++++ Material provided ++++

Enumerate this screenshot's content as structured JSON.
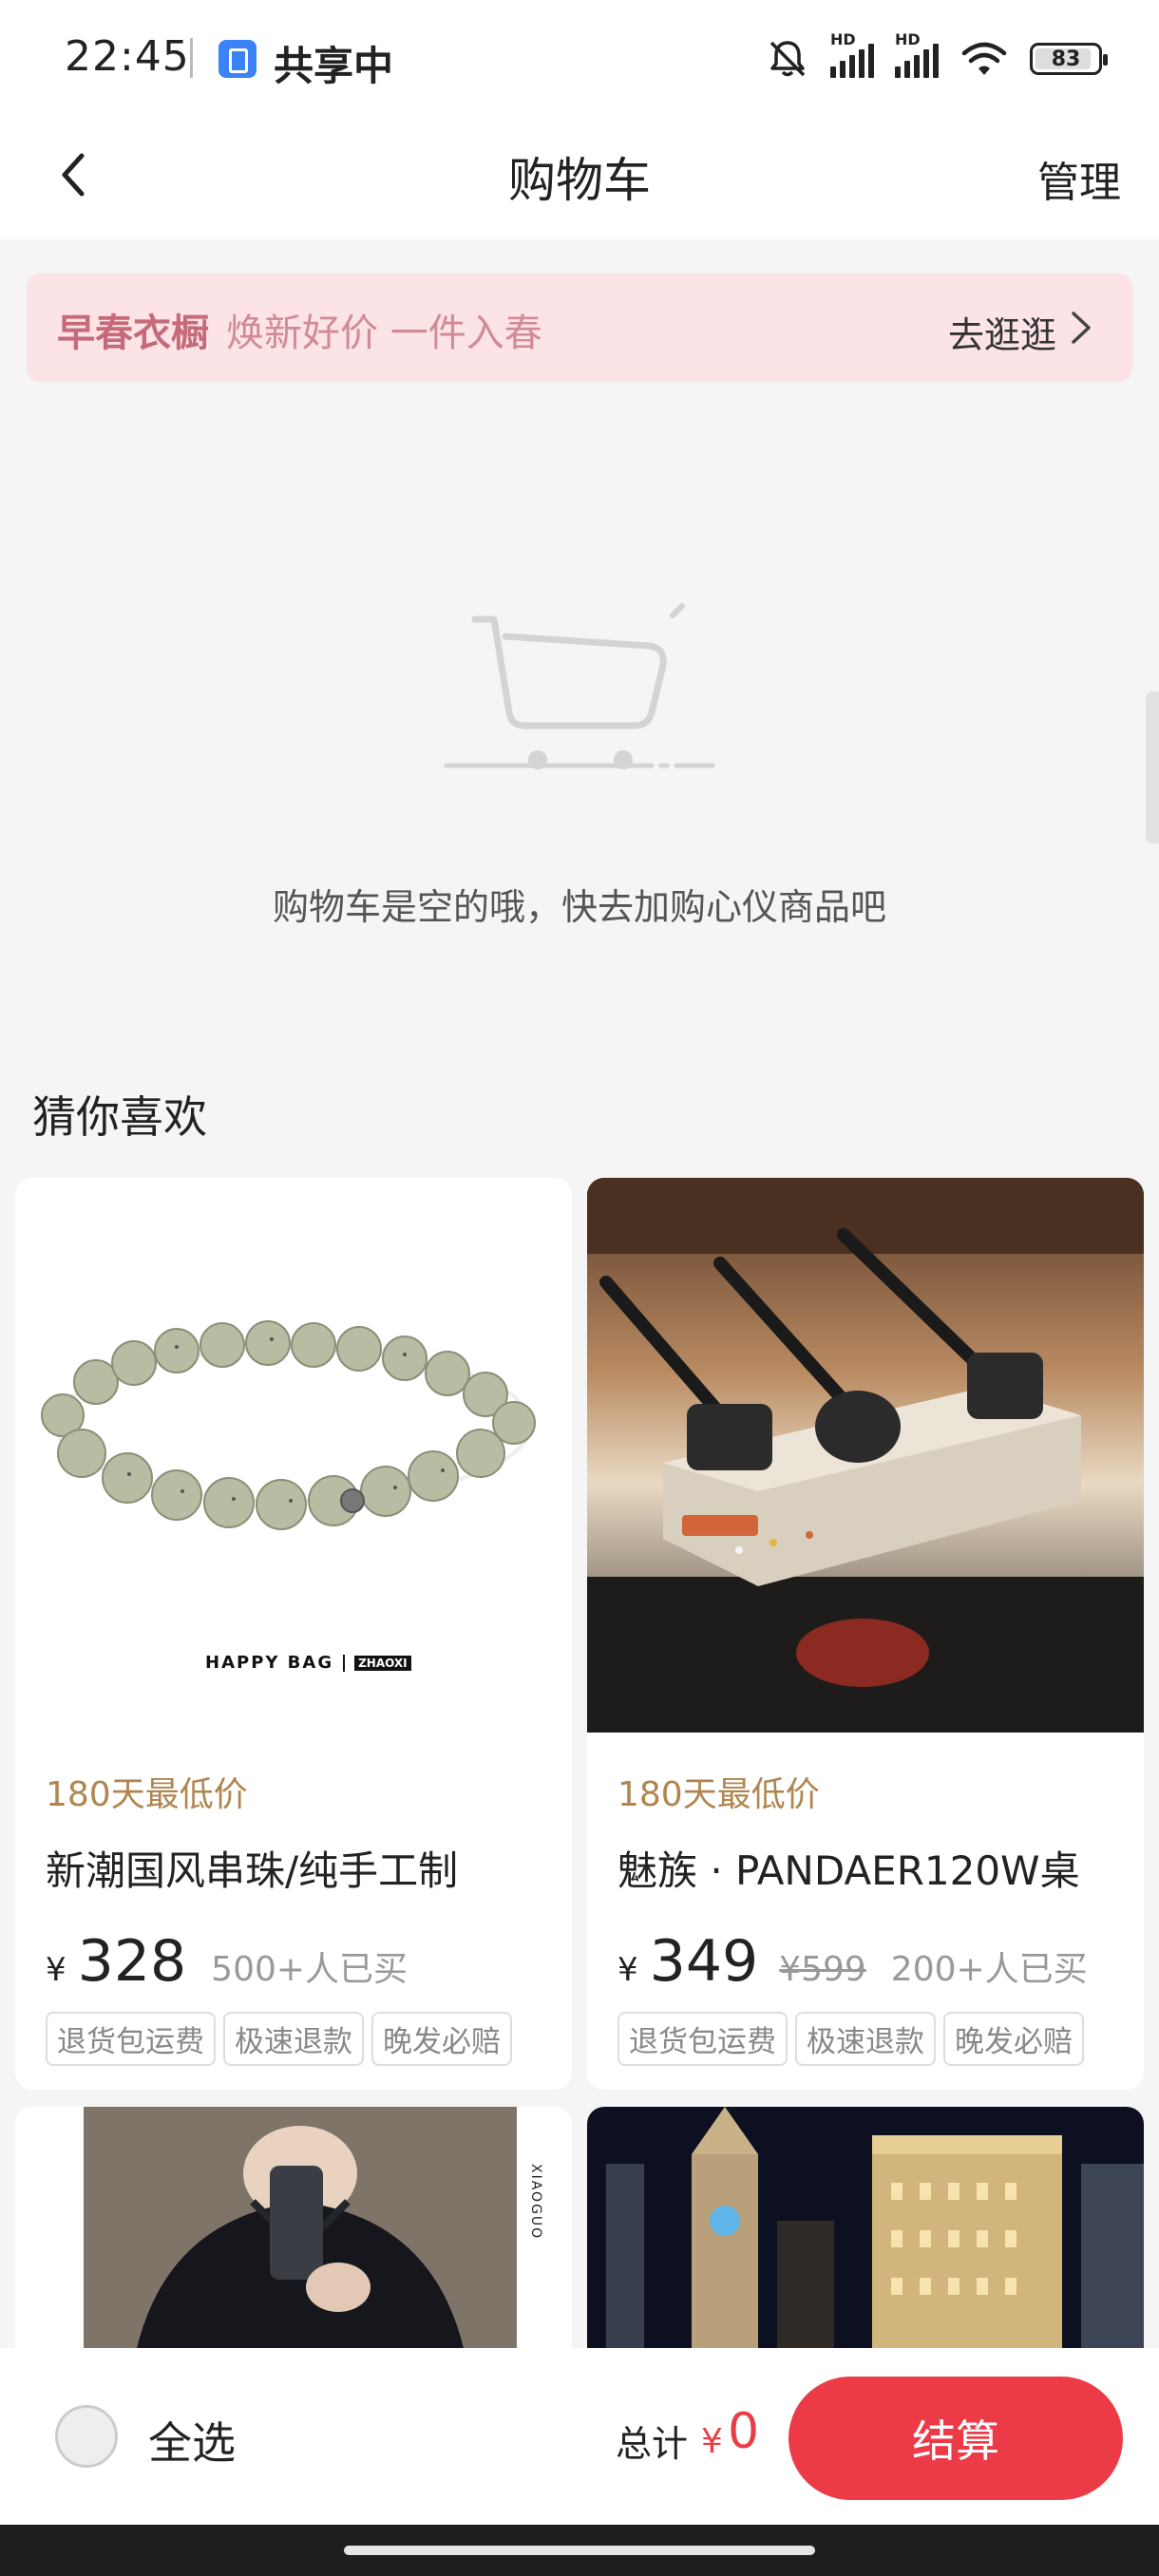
{
  "status_bar": {
    "time": "22:45",
    "sharing_label": "共享中",
    "hd1": "HD",
    "hd2": "HD",
    "battery": "83"
  },
  "nav": {
    "title": "购物车",
    "manage": "管理"
  },
  "promo": {
    "title": "早春衣橱",
    "subtitle": "焕新好价 一件入春",
    "action": "去逛逛"
  },
  "empty_cart": {
    "message": "购物车是空的哦，快去加购心仪商品吧"
  },
  "recommendations": {
    "title": "猜你喜欢",
    "items": [
      {
        "badge": "180天最低价",
        "name": "新潮国风串珠/纯手工制",
        "currency": "¥",
        "price": "328",
        "original_price": "",
        "sold": "500+人已买",
        "tags": [
          "退货包运费",
          "极速退款",
          "晚发必赔"
        ],
        "image_caption": "HAPPY BAG",
        "image_brand": "ZHAOXI"
      },
      {
        "badge": "180天最低价",
        "name": "魅族 · PANDAER120W桌",
        "currency": "¥",
        "price": "349",
        "original_price": "¥599",
        "sold": "200+人已买",
        "tags": [
          "退货包运费",
          "极速退款",
          "晚发必赔"
        ]
      },
      {
        "image_caption": "XIAOGUO"
      },
      {}
    ]
  },
  "bottom_bar": {
    "select_all": "全选",
    "total_label": "总计",
    "currency": "¥",
    "total": "0",
    "checkout": "结算"
  },
  "colors": {
    "accent_red": "#ec3b47",
    "price_red": "#e83e48",
    "badge_gold": "#b08650",
    "promo_bg": "#fbe3e6",
    "promo_title": "#c66a79"
  },
  "icons": [
    "share-screen-icon",
    "mute-icon",
    "signal-icon",
    "wifi-icon",
    "battery-icon",
    "back-icon",
    "chevron-right-icon",
    "empty-cart-icon",
    "radio-icon"
  ]
}
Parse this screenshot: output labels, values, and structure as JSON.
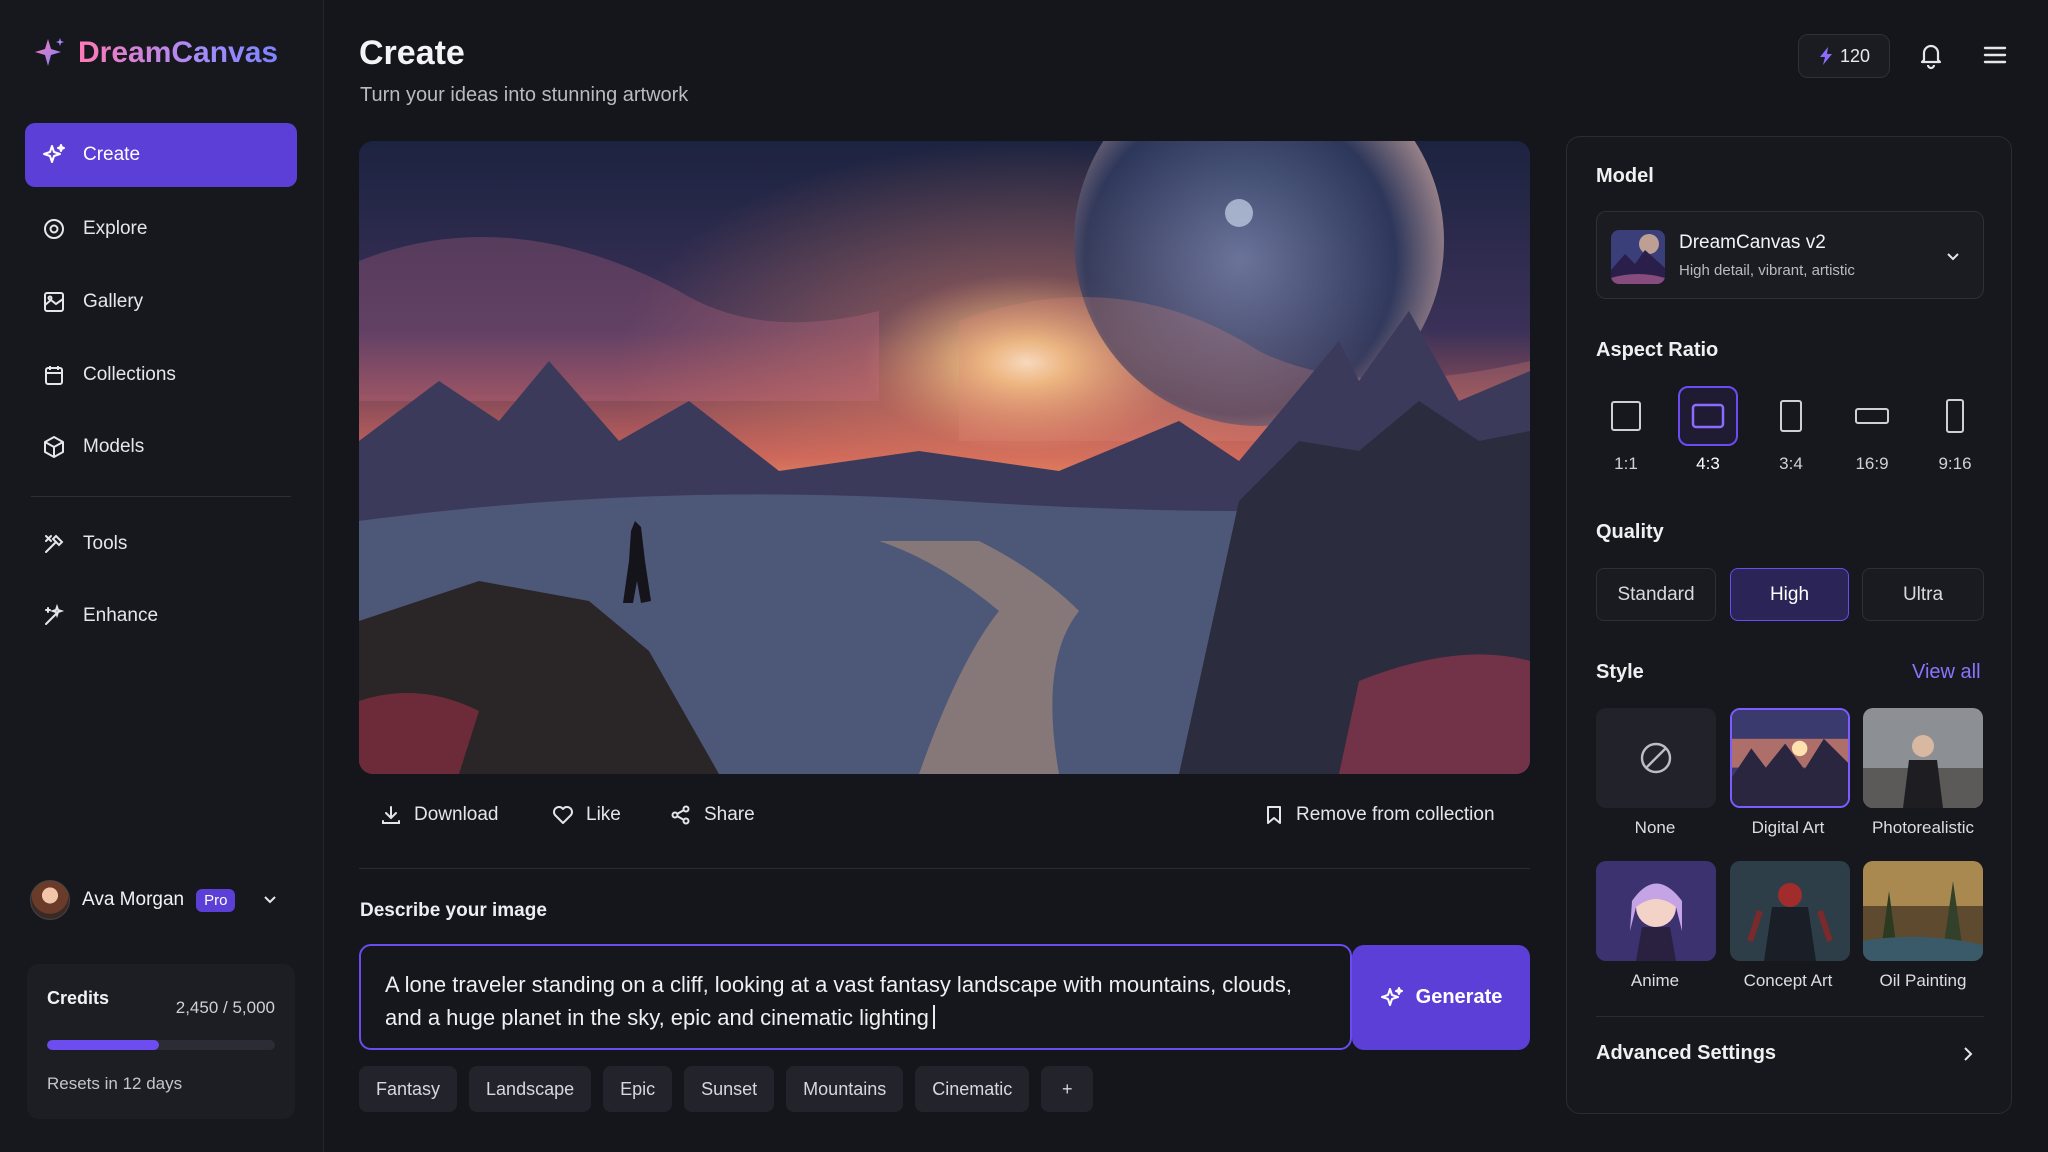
{
  "app": {
    "name": "DreamCanvas"
  },
  "sidebar": {
    "items": [
      {
        "label": "Create",
        "icon": "sparkles-icon",
        "active": true
      },
      {
        "label": "Explore",
        "icon": "compass-icon"
      },
      {
        "label": "Gallery",
        "icon": "image-grid-icon"
      },
      {
        "label": "Collections",
        "icon": "folder-icon"
      },
      {
        "label": "Models",
        "icon": "cube-icon"
      },
      {
        "label": "Tools",
        "icon": "tools-icon"
      },
      {
        "label": "Enhance",
        "icon": "magic-wand-icon"
      }
    ],
    "user": {
      "name": "Ava Morgan",
      "badge": "Pro"
    },
    "credits": {
      "title": "Credits",
      "count": "2,450 / 5,000",
      "fraction": 0.49,
      "reset": "Resets in 12 days"
    }
  },
  "header": {
    "title": "Create",
    "subtitle": "Turn your ideas into stunning artwork",
    "credit_balance": "120"
  },
  "actions": {
    "download": "Download",
    "like": "Like",
    "share": "Share",
    "remove": "Remove from collection"
  },
  "prompt": {
    "label": "Describe your image",
    "text": "A lone traveler standing on a cliff, looking at a vast fantasy landscape with mountains, clouds, and a huge planet in the sky, epic and cinematic lighting",
    "generate": "Generate",
    "tags": [
      "Fantasy",
      "Landscape",
      "Epic",
      "Sunset",
      "Mountains",
      "Cinematic"
    ],
    "add_tag": "+"
  },
  "settings": {
    "model_label": "Model",
    "model": {
      "name": "DreamCanvas v2",
      "desc": "High detail, vibrant, artistic"
    },
    "aspect_label": "Aspect Ratio",
    "ratios": [
      "1:1",
      "4:3",
      "3:4",
      "16:9",
      "9:16"
    ],
    "ratio_selected": "4:3",
    "quality_label": "Quality",
    "qualities": [
      "Standard",
      "High",
      "Ultra"
    ],
    "quality_selected": "High",
    "style_label": "Style",
    "view_all": "View all",
    "styles": [
      "None",
      "Digital Art",
      "Photorealistic",
      "Anime",
      "Concept Art",
      "Oil Painting"
    ],
    "style_selected": "Digital Art",
    "advanced": "Advanced Settings"
  },
  "colors": {
    "accent": "#5b3fd6",
    "accent_border": "#6a4cf0",
    "background": "#15161b"
  }
}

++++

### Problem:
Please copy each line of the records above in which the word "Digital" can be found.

### Solution for this exercise:
      "Digital Art",
    "style_selected": "Digital Art",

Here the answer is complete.